Frederick Buechner, a Presbyterian minister, theologian, speaker and prolific author of both fiction and nonfiction books, has died at the age of 96.
Buechner’s passing was announced on his official Facebook page Monday, where it was said they broke the news “with great sadness” but also with “greater appreciation for his well-lived life.”
Born in New York City in 1926, Buechner served in the United States Army near the end of World War II, then went on to earn college degrees from Princeton University and Union Theological Seminary of New York.
In 1956, he married Judith Friedrike Merck, with the couple having three children, and would later be ordained in the United Presbyterian Church in 1958.

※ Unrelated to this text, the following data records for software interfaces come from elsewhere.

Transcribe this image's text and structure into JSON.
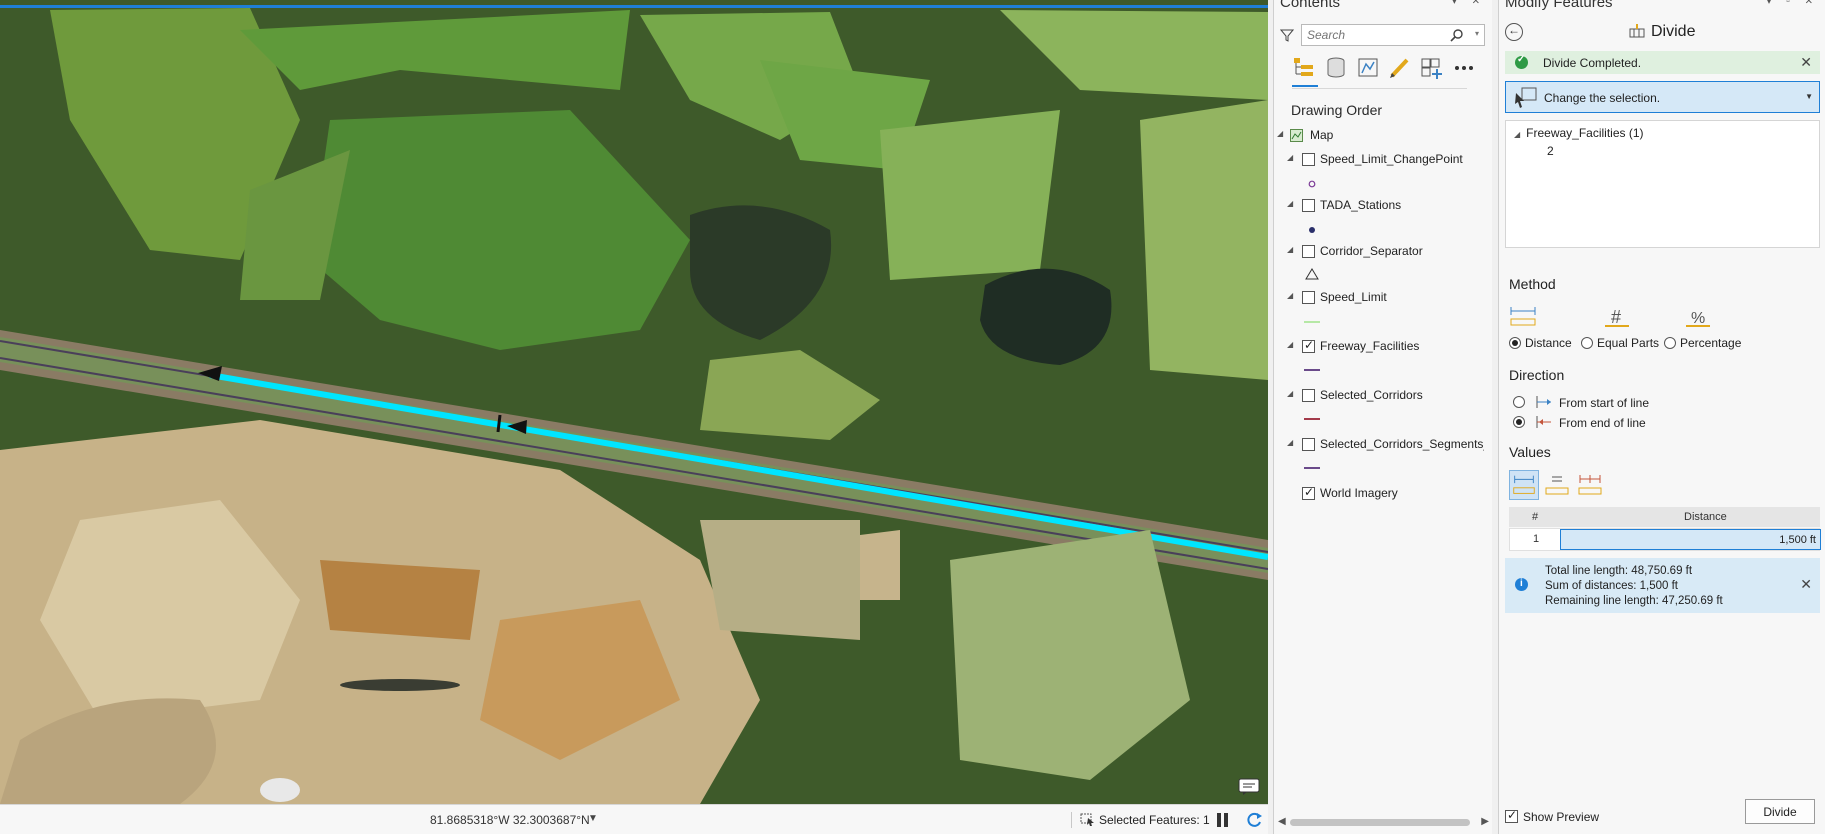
{
  "map": {
    "coordinates": "81.8685318°W 32.3003687°N",
    "selected_features": "Selected Features: 1"
  },
  "contents": {
    "title": "Contents",
    "search_placeholder": "Search",
    "drawing_order": "Drawing Order",
    "map_label": "Map",
    "layers": [
      {
        "name": "Speed_Limit_ChangePoint",
        "checked": false
      },
      {
        "name": "TADA_Stations",
        "checked": false
      },
      {
        "name": "Corridor_Separator",
        "checked": false
      },
      {
        "name": "Speed_Limit",
        "checked": false
      },
      {
        "name": "Freeway_Facilities",
        "checked": true
      },
      {
        "name": "Selected_Corridors",
        "checked": false
      },
      {
        "name": "Selected_Corridors_Segments_HC",
        "checked": false
      },
      {
        "name": "World Imagery",
        "checked": true
      }
    ]
  },
  "modify": {
    "title": "Modify Features",
    "tool": "Divide",
    "banner": "Divide Completed.",
    "selection_prompt": "Change the selection.",
    "tree_layer": "Freeway_Facilities (1)",
    "tree_item": "2",
    "method_title": "Method",
    "methods": [
      "Distance",
      "Equal Parts",
      "Percentage"
    ],
    "selected_method": "Distance",
    "direction_title": "Direction",
    "directions": [
      "From start of line",
      "From end of line"
    ],
    "selected_direction": "From end of line",
    "values_title": "Values",
    "table": {
      "col_index": "#",
      "col_distance": "Distance",
      "rows": [
        {
          "index": "1",
          "distance": "1,500 ft"
        }
      ]
    },
    "info": {
      "total": "Total line length: 48,750.69 ft",
      "sum": "Sum of distances: 1,500 ft",
      "remaining": "Remaining line length: 47,250.69 ft"
    },
    "show_preview": "Show Preview",
    "divide_button": "Divide"
  },
  "colors": {
    "accent": "#1f7fd6",
    "selection_highlight": "#00e5ff",
    "success": "#2e9a45"
  }
}
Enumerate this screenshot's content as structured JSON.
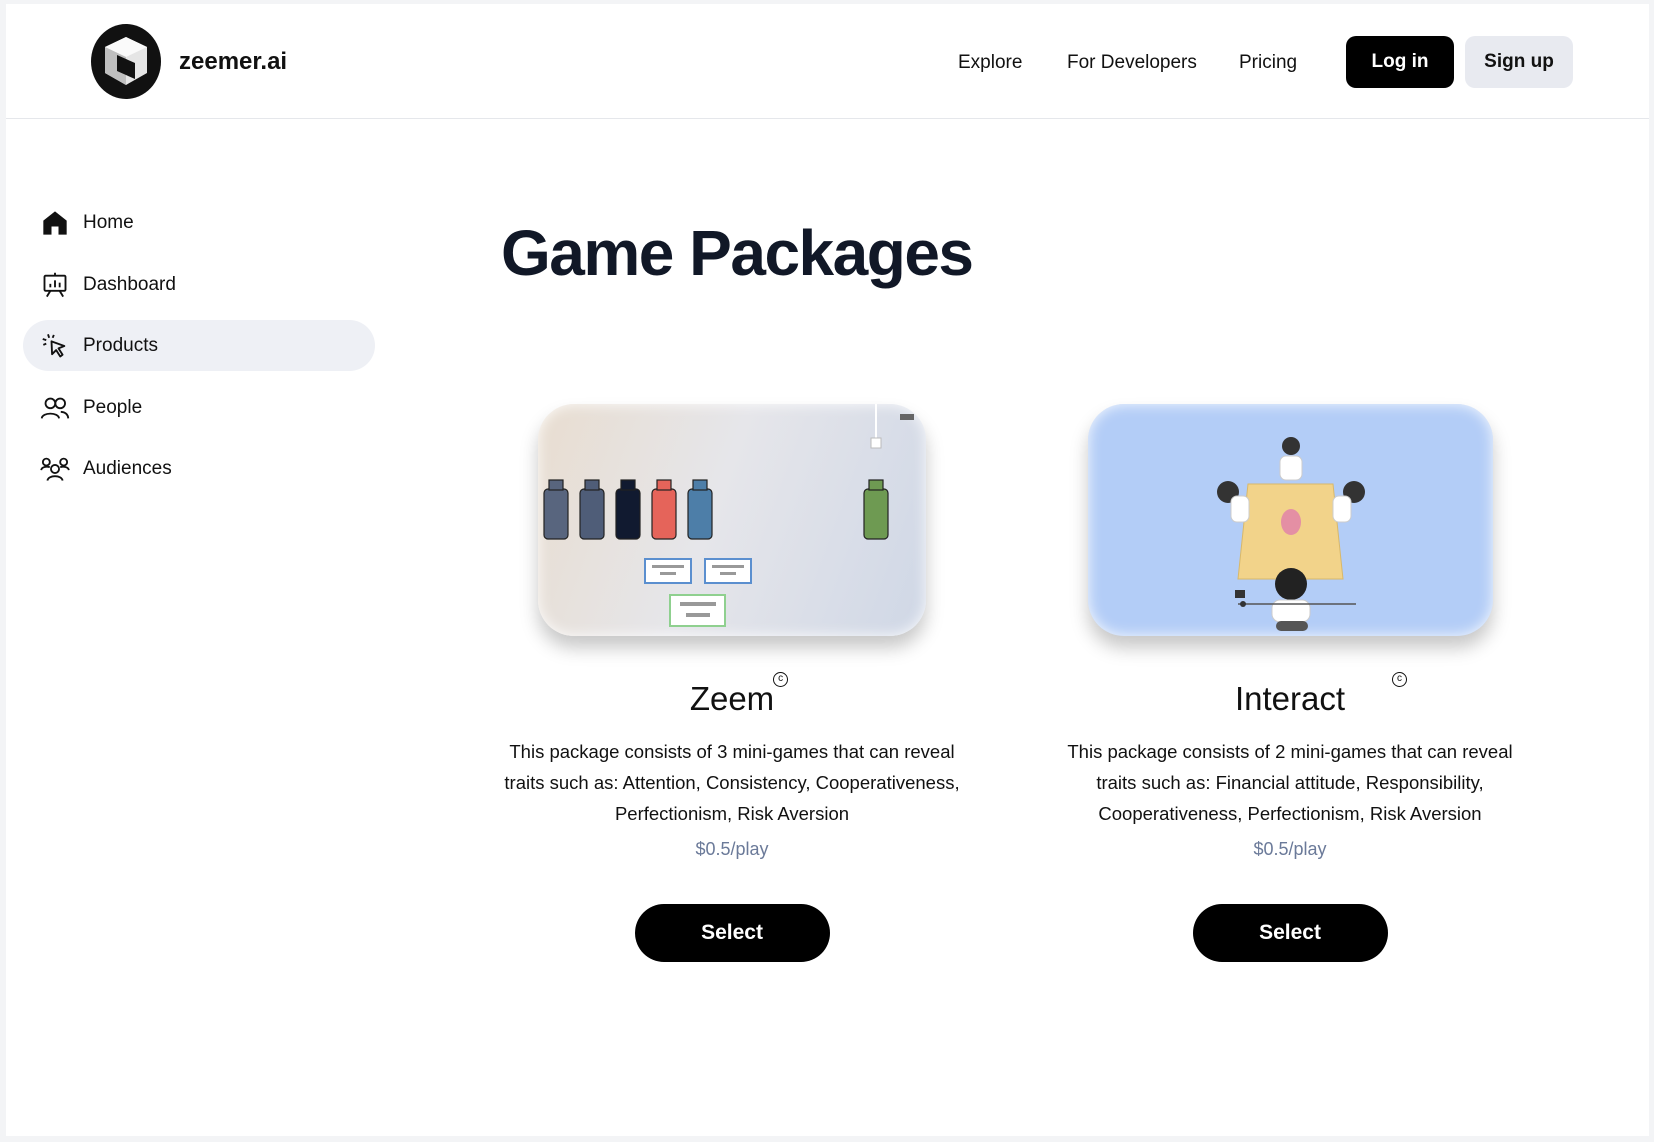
{
  "header": {
    "brand": "zeemer.ai",
    "nav": [
      "Explore",
      "For Developers",
      "Pricing"
    ],
    "login_label": "Log in",
    "signup_label": "Sign up"
  },
  "sidebar": {
    "items": [
      {
        "label": "Home",
        "icon": "home-icon"
      },
      {
        "label": "Dashboard",
        "icon": "presentation-icon"
      },
      {
        "label": "Products",
        "icon": "cursor-click-icon",
        "active": true
      },
      {
        "label": "People",
        "icon": "users-icon"
      },
      {
        "label": "Audiences",
        "icon": "user-group-icon"
      }
    ]
  },
  "main": {
    "title": "Game Packages",
    "packages": [
      {
        "name": "Zeem",
        "description": "This package consists of 3 mini-games that can reveal traits such as: Attention, Consistency, Cooperativeness, Perfectionism, Risk Aversion",
        "price": "$0.5/play",
        "select_label": "Select"
      },
      {
        "name": "Interact",
        "description": "This package consists of 2 mini-games that can reveal traits such as: Financial attitude, Responsibility, Cooperativeness, Perfectionism, Risk Aversion",
        "price": "$0.5/play",
        "select_label": "Select"
      }
    ]
  },
  "colors": {
    "button_bg": "#000000",
    "signup_bg": "#e8eaf0",
    "active_nav_bg": "#eef0f5",
    "price_text": "#6b7a99",
    "interact_bg": "#b3cdf7"
  }
}
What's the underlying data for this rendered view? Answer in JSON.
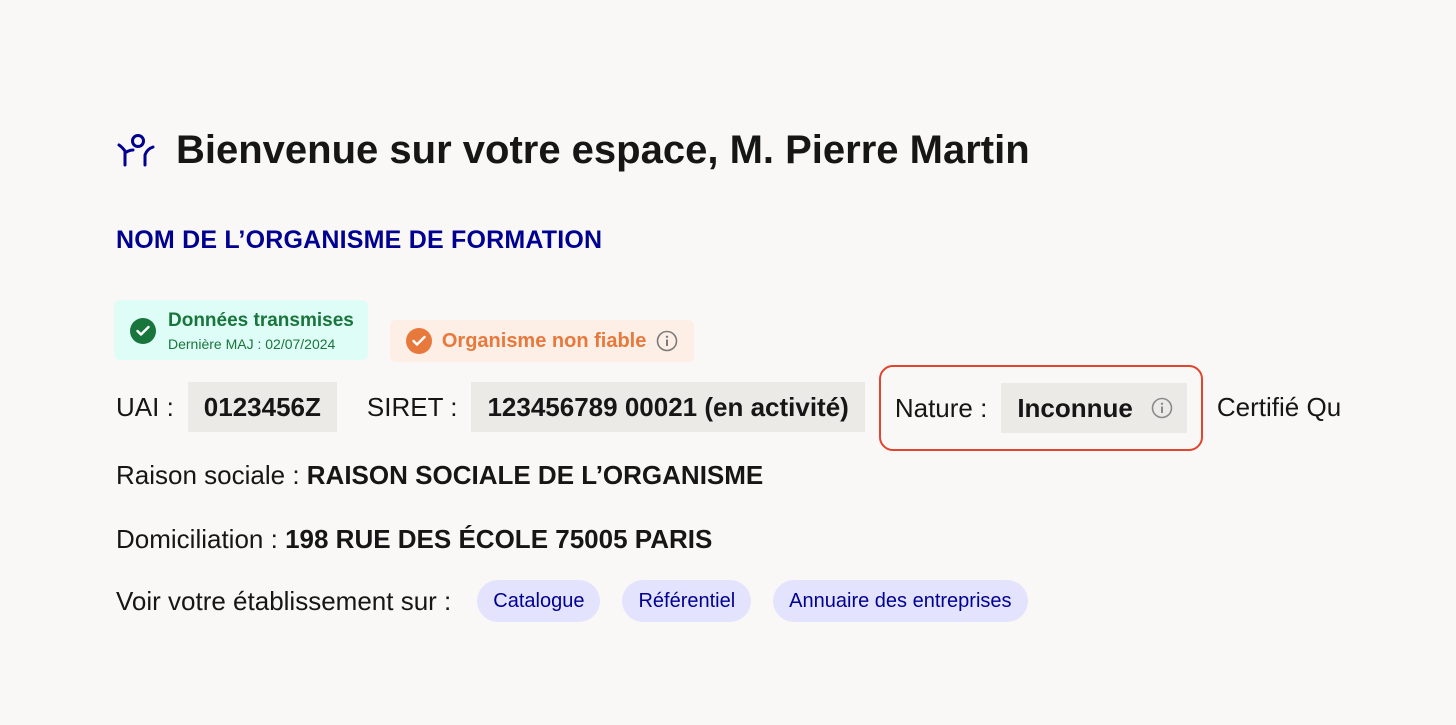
{
  "welcome": {
    "icon": "person-icon",
    "title": "Bienvenue sur votre espace, M. Pierre Martin"
  },
  "organisme": {
    "name": "NOM DE L’ORGANISME DE FORMATION"
  },
  "badges": {
    "transmitted": {
      "label": "Données transmises",
      "sub": "Dernière MAJ : 02/07/2024",
      "color": "#18753c",
      "icon": "check-circle-icon"
    },
    "reliability": {
      "label": "Organisme non fiable",
      "color": "#e8793c",
      "icon": "check-circle-icon",
      "info_icon": "info-icon"
    }
  },
  "identifiers": {
    "uai_label": "UAI :",
    "uai_value": "0123456Z",
    "siret_label": "SIRET :",
    "siret_value": "123456789 00021 (en activité)",
    "nature_label": "Nature :",
    "nature_value": "Inconnue",
    "certif_label": "Certifié Qu"
  },
  "raison": {
    "label": "Raison sociale :",
    "value": "RAISON SOCIALE DE L’ORGANISME"
  },
  "domiciliation": {
    "label": "Domiciliation :",
    "value": "198 RUE DES ÉCOLE 75005 PARIS"
  },
  "links": {
    "label": "Voir votre établissement sur :",
    "items": [
      "Catalogue",
      "Référentiel",
      "Annuaire des entreprises"
    ]
  },
  "colors": {
    "accent": "#000091",
    "highlight_border": "#e0452f",
    "background": "#f9f8f6"
  }
}
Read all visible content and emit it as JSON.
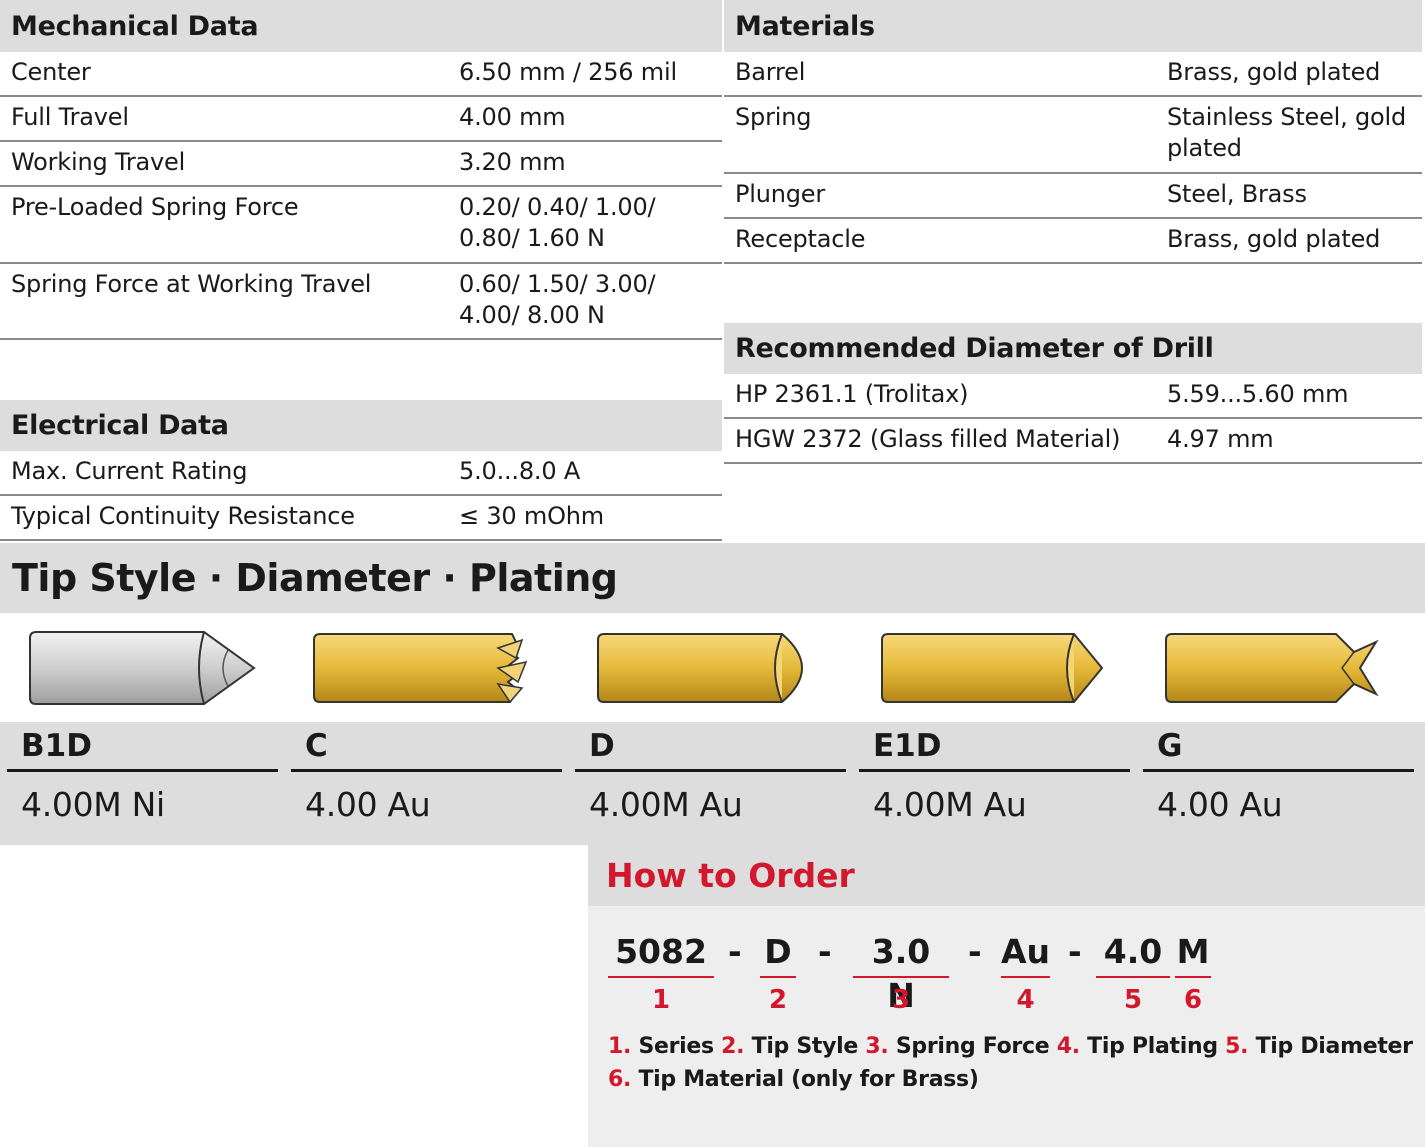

A prolific writer, over the years Buechner would author nearly 40 books, including novels, theological works, as well as a collection of short stories.
Honors for his work include the O. Henry Award, the Rosenthal Award, the Christianity and Literature Belles Lettres Prize, and being recognized by the American Academy and Institute of Arts and Letters.
He was also a finalist for the Pulitzer Prize and the National Book Award. He was also awarded eight honorary degrees from various academic institutions, including Yale University and the Virginia Theological Seminary.
“When I started out writing novels, my greatest difficulty was always in finding a plot,” he said in a 1996 interview, as quoted by Encyclopedia.com.
“Since then I have come to believe that there is only one plot. It has to do with the way life or reality or God … seeks to turn us into human beings, to make us whole, to make us Christs, to ‘save’ us … In my fiction and non-fiction alike, this is what everything I have written is about.”
In 2006, Washington National Cathedral held an event celebrating Buechner, in which a panel of clergy spoke about how Buechner had inspired their work.
One of the speakers at the 2006 event was the Rev. Barbara Brown Taylor, a former student of Buechner when she was enrolled at Yale Divinity School and a notable author in her own right.
“I’ve learned that language is revelatory. That it can ignite hearts, move mountains and change lives,” said Taylor at the time, recalling that Buechner’s voice was “restraint but insistent; as if he had something important to say but would not yell.”
“Dr. Buechner, you rearranged Yale,” she added.
Another panelist, the Rev. Canon Eugene Taylor Sutton, said Buechner's book, Telling the Truth: The Gospel as Tragedy, Comedy, and Fairy Tale, heavily influenced his life.
“I have not been the same preacher since I read it, nor the same Christian,” said Sutton in 2006, noting that Buechner has become a “household name to aspiring preachers across the nation.”
Jim Denison, a theologian and head of the Dallas, Texas-based Denison Ministries, wrote in a 2018 op-ed piece published by The Christian Post that Buechner was “one of my all-time favorite writers.”
“His latest book, The Remarkable Ordinary: How to Stop, Look and Listen to Life has been especially profound for me,” wrote Denison at the time.
“Buechner offers this practical tip: see other people as family. This helps us choose against anger, revenge, lust, or other destructive emotions that mar our ability to discern the image of God in them.”